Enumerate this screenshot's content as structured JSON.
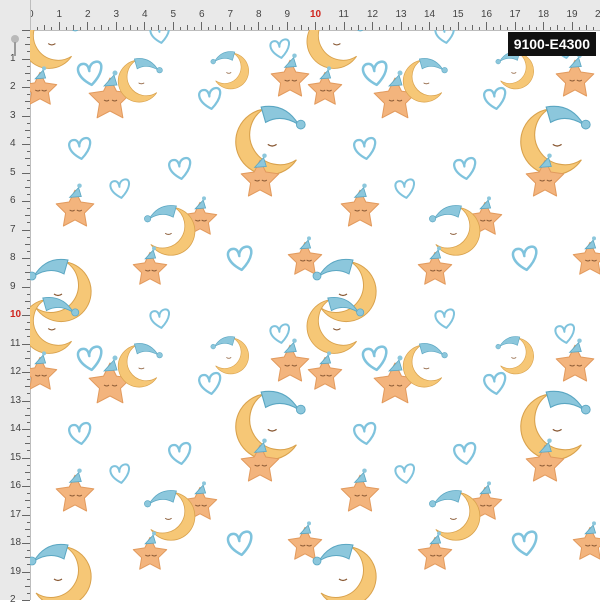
{
  "product": {
    "code": "9100-E4300"
  },
  "ruler": {
    "top_labels": [
      "0",
      "1",
      "2",
      "3",
      "4",
      "5",
      "6",
      "7",
      "8",
      "9",
      "10",
      "11",
      "12",
      "13",
      "14",
      "15",
      "16",
      "17",
      "18",
      "19",
      "20"
    ],
    "left_labels": [
      "1",
      "2",
      "3",
      "4",
      "5",
      "6",
      "7",
      "8",
      "9",
      "10",
      "11",
      "12",
      "13",
      "14",
      "15",
      "16",
      "17",
      "18",
      "19",
      "2"
    ],
    "highlight_label": "10",
    "highlight_color": "#d0261f"
  },
  "pattern": {
    "motifs": [
      "sleepy-moon-icon",
      "sleepy-star-icon",
      "heart-icon"
    ],
    "colors": {
      "moon": "#f6c776",
      "star": "#f3b47d",
      "cap": "#8cc7dc",
      "heart": "#7fc3dd",
      "background": "#ffffff"
    }
  }
}
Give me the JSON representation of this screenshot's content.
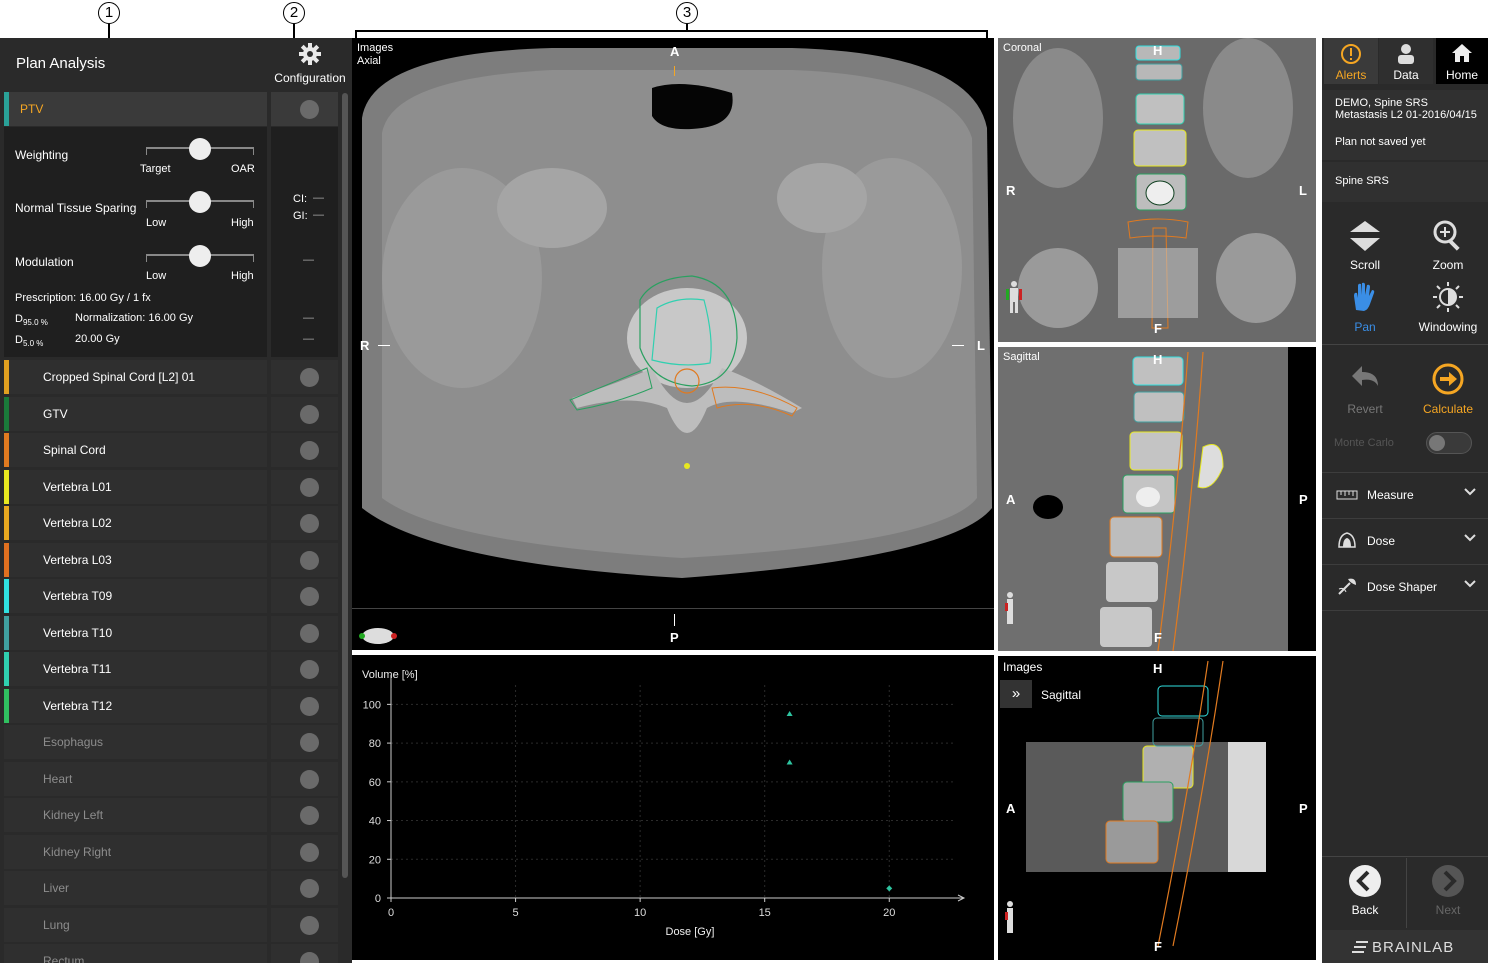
{
  "callouts": [
    "1",
    "2",
    "3"
  ],
  "left": {
    "title": "Plan Analysis",
    "config_label": "Configuration",
    "ptv_label": "PTV",
    "weighting_label": "Weighting",
    "weighting_left": "Target",
    "weighting_right": "OAR",
    "nts_label": "Normal Tissue Sparing",
    "nts_left": "Low",
    "nts_right": "High",
    "modulation_label": "Modulation",
    "mod_left": "Low",
    "mod_right": "High",
    "ci_label": "CI:",
    "gi_label": "GI:",
    "dash": "—",
    "prescription": "Prescription: 16.00 Gy / 1 fx",
    "d95_label": "D",
    "d95_sub": "95.0 %",
    "normalization": "Normalization: 16.00 Gy",
    "d5_label": "D",
    "d5_sub": "5.0 %",
    "d5_value": "20.00 Gy",
    "structures": [
      {
        "label": "Cropped Spinal Cord [L2] 01",
        "color": "#e0a020",
        "dim": false
      },
      {
        "label": "GTV",
        "color": "#1a7a3a",
        "dim": false
      },
      {
        "label": "Spinal Cord",
        "color": "#e07a20",
        "dim": false
      },
      {
        "label": "Vertebra L01",
        "color": "#e8e820",
        "dim": false
      },
      {
        "label": "Vertebra L02",
        "color": "#e8a820",
        "dim": false
      },
      {
        "label": "Vertebra L03",
        "color": "#e07020",
        "dim": false
      },
      {
        "label": "Vertebra T09",
        "color": "#30e0e0",
        "dim": false
      },
      {
        "label": "Vertebra T10",
        "color": "#40a0a0",
        "dim": false
      },
      {
        "label": "Vertebra T11",
        "color": "#30d0b0",
        "dim": false
      },
      {
        "label": "Vertebra T12",
        "color": "#30c060",
        "dim": false
      },
      {
        "label": "Esophagus",
        "color": "",
        "dim": true
      },
      {
        "label": "Heart",
        "color": "",
        "dim": true
      },
      {
        "label": "Kidney Left",
        "color": "",
        "dim": true
      },
      {
        "label": "Kidney Right",
        "color": "",
        "dim": true
      },
      {
        "label": "Liver",
        "color": "",
        "dim": true
      },
      {
        "label": "Lung",
        "color": "",
        "dim": true
      },
      {
        "label": "Rectum",
        "color": "",
        "dim": true
      }
    ]
  },
  "axial": {
    "title": "Images",
    "subtitle": "Axial",
    "orient_top": "A",
    "orient_bottom": "P",
    "orient_left": "R",
    "orient_right": "L"
  },
  "coronal": {
    "title": "Coronal",
    "orient_top": "H",
    "orient_bottom": "F",
    "orient_left": "R",
    "orient_right": "L"
  },
  "sagittal": {
    "title": "Sagittal",
    "orient_top": "H",
    "orient_bottom": "F",
    "orient_left": "A",
    "orient_right": "P"
  },
  "images_view": {
    "title": "Images",
    "mode": "Sagittal",
    "orient_top": "H",
    "orient_bottom": "F",
    "orient_left": "A",
    "orient_right": "P"
  },
  "chart_data": {
    "type": "scatter",
    "ylabel": "Volume [%]",
    "xlabel": "Dose [Gy]",
    "xlim": [
      0,
      23
    ],
    "ylim": [
      0,
      110
    ],
    "xticks": [
      0,
      5,
      10,
      15,
      20
    ],
    "yticks": [
      0,
      20,
      40,
      60,
      80,
      100
    ],
    "grid": true,
    "points": [
      {
        "x": 16,
        "y": 95,
        "marker": "triangle"
      },
      {
        "x": 16,
        "y": 70,
        "marker": "triangle"
      },
      {
        "x": 20,
        "y": 5,
        "marker": "diamond"
      }
    ],
    "color": "#2ec4a0"
  },
  "right": {
    "alerts_label": "Alerts",
    "data_label": "Data",
    "home_label": "Home",
    "patient_name": "DEMO, Spine SRS",
    "patient_plan": "Metastasis L2 01-2016/04/15",
    "save_status": "Plan not saved yet",
    "protocol": "Spine SRS",
    "scroll_label": "Scroll",
    "zoom_label": "Zoom",
    "pan_label": "Pan",
    "windowing_label": "Windowing",
    "revert_label": "Revert",
    "calculate_label": "Calculate",
    "monte_carlo_label": "Monte Carlo",
    "measure_label": "Measure",
    "dose_label": "Dose",
    "dose_shaper_label": "Dose Shaper",
    "back_label": "Back",
    "next_label": "Next",
    "brand": "BRAINLAB",
    "accent": "#f5a623",
    "active_blue": "#3a8ee6"
  }
}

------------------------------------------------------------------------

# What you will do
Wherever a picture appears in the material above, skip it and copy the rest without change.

# Output for this task
Enumerate this screenshot's content as structured JSON.
{
  "product": {
    "code": "9100-E4300"
  },
  "ruler": {
    "top_labels": [
      "0",
      "1",
      "2",
      "3",
      "4",
      "5",
      "6",
      "7",
      "8",
      "9",
      "10",
      "11",
      "12",
      "13",
      "14",
      "15",
      "16",
      "17",
      "18",
      "19",
      "20"
    ],
    "left_labels": [
      "1",
      "2",
      "3",
      "4",
      "5",
      "6",
      "7",
      "8",
      "9",
      "10",
      "11",
      "12",
      "13",
      "14",
      "15",
      "16",
      "17",
      "18",
      "19",
      "2"
    ],
    "highlight_label": "10",
    "highlight_color": "#d0261f"
  },
  "pattern": {
    "motifs": [
      "sleepy-moon-icon",
      "sleepy-star-icon",
      "heart-icon"
    ],
    "colors": {
      "moon": "#f6c776",
      "star": "#f3b47d",
      "cap": "#8cc7dc",
      "heart": "#7fc3dd",
      "background": "#ffffff"
    }
  }
}
Give me the JSON representation of this screenshot's content.
{
  "callouts": [
    "1",
    "2",
    "3"
  ],
  "left": {
    "title": "Plan Analysis",
    "config_label": "Configuration",
    "ptv_label": "PTV",
    "weighting_label": "Weighting",
    "weighting_left": "Target",
    "weighting_right": "OAR",
    "nts_label": "Normal Tissue Sparing",
    "nts_left": "Low",
    "nts_right": "High",
    "modulation_label": "Modulation",
    "mod_left": "Low",
    "mod_right": "High",
    "ci_label": "CI:",
    "gi_label": "GI:",
    "dash": "—",
    "prescription": "Prescription: 16.00 Gy / 1 fx",
    "d95_label": "D",
    "d95_sub": "95.0 %",
    "normalization": "Normalization: 16.00 Gy",
    "d5_label": "D",
    "d5_sub": "5.0 %",
    "d5_value": "20.00 Gy",
    "structures": [
      {
        "label": "Cropped Spinal Cord [L2] 01",
        "color": "#e0a020",
        "dim": false
      },
      {
        "label": "GTV",
        "color": "#1a7a3a",
        "dim": false
      },
      {
        "label": "Spinal Cord",
        "color": "#e07a20",
        "dim": false
      },
      {
        "label": "Vertebra L01",
        "color": "#e8e820",
        "dim": false
      },
      {
        "label": "Vertebra L02",
        "color": "#e8a820",
        "dim": false
      },
      {
        "label": "Vertebra L03",
        "color": "#e07020",
        "dim": false
      },
      {
        "label": "Vertebra T09",
        "color": "#30e0e0",
        "dim": false
      },
      {
        "label": "Vertebra T10",
        "color": "#40a0a0",
        "dim": false
      },
      {
        "label": "Vertebra T11",
        "color": "#30d0b0",
        "dim": false
      },
      {
        "label": "Vertebra T12",
        "color": "#30c060",
        "dim": false
      },
      {
        "label": "Esophagus",
        "color": "",
        "dim": true
      },
      {
        "label": "Heart",
        "color": "",
        "dim": true
      },
      {
        "label": "Kidney Left",
        "color": "",
        "dim": true
      },
      {
        "label": "Kidney Right",
        "color": "",
        "dim": true
      },
      {
        "label": "Liver",
        "color": "",
        "dim": true
      },
      {
        "label": "Lung",
        "color": "",
        "dim": true
      },
      {
        "label": "Rectum",
        "color": "",
        "dim": true
      }
    ]
  },
  "axial": {
    "title": "Images",
    "subtitle": "Axial",
    "orient_top": "A",
    "orient_bottom": "P",
    "orient_left": "R",
    "orient_right": "L"
  },
  "coronal": {
    "title": "Coronal",
    "orient_top": "H",
    "orient_bottom": "F",
    "orient_left": "R",
    "orient_right": "L"
  },
  "sagittal": {
    "title": "Sagittal",
    "orient_top": "H",
    "orient_bottom": "F",
    "orient_left": "A",
    "orient_right": "P"
  },
  "images_view": {
    "title": "Images",
    "mode": "Sagittal",
    "orient_top": "H",
    "orient_bottom": "F",
    "orient_left": "A",
    "orient_right": "P"
  },
  "chart_data": {
    "type": "scatter",
    "ylabel": "Volume [%]",
    "xlabel": "Dose [Gy]",
    "xlim": [
      0,
      23
    ],
    "ylim": [
      0,
      110
    ],
    "xticks": [
      0,
      5,
      10,
      15,
      20
    ],
    "yticks": [
      0,
      20,
      40,
      60,
      80,
      100
    ],
    "grid": true,
    "points": [
      {
        "x": 16,
        "y": 95,
        "marker": "triangle"
      },
      {
        "x": 16,
        "y": 70,
        "marker": "triangle"
      },
      {
        "x": 20,
        "y": 5,
        "marker": "diamond"
      }
    ],
    "color": "#2ec4a0"
  },
  "right": {
    "alerts_label": "Alerts",
    "data_label": "Data",
    "home_label": "Home",
    "patient_name": "DEMO, Spine SRS",
    "patient_plan": "Metastasis L2 01-2016/04/15",
    "save_status": "Plan not saved yet",
    "protocol": "Spine SRS",
    "scroll_label": "Scroll",
    "zoom_label": "Zoom",
    "pan_label": "Pan",
    "windowing_label": "Windowing",
    "revert_label": "Revert",
    "calculate_label": "Calculate",
    "monte_carlo_label": "Monte Carlo",
    "measure_label": "Measure",
    "dose_label": "Dose",
    "dose_shaper_label": "Dose Shaper",
    "back_label": "Back",
    "next_label": "Next",
    "brand": "BRAINLAB",
    "accent": "#f5a623",
    "active_blue": "#3a8ee6"
  }
}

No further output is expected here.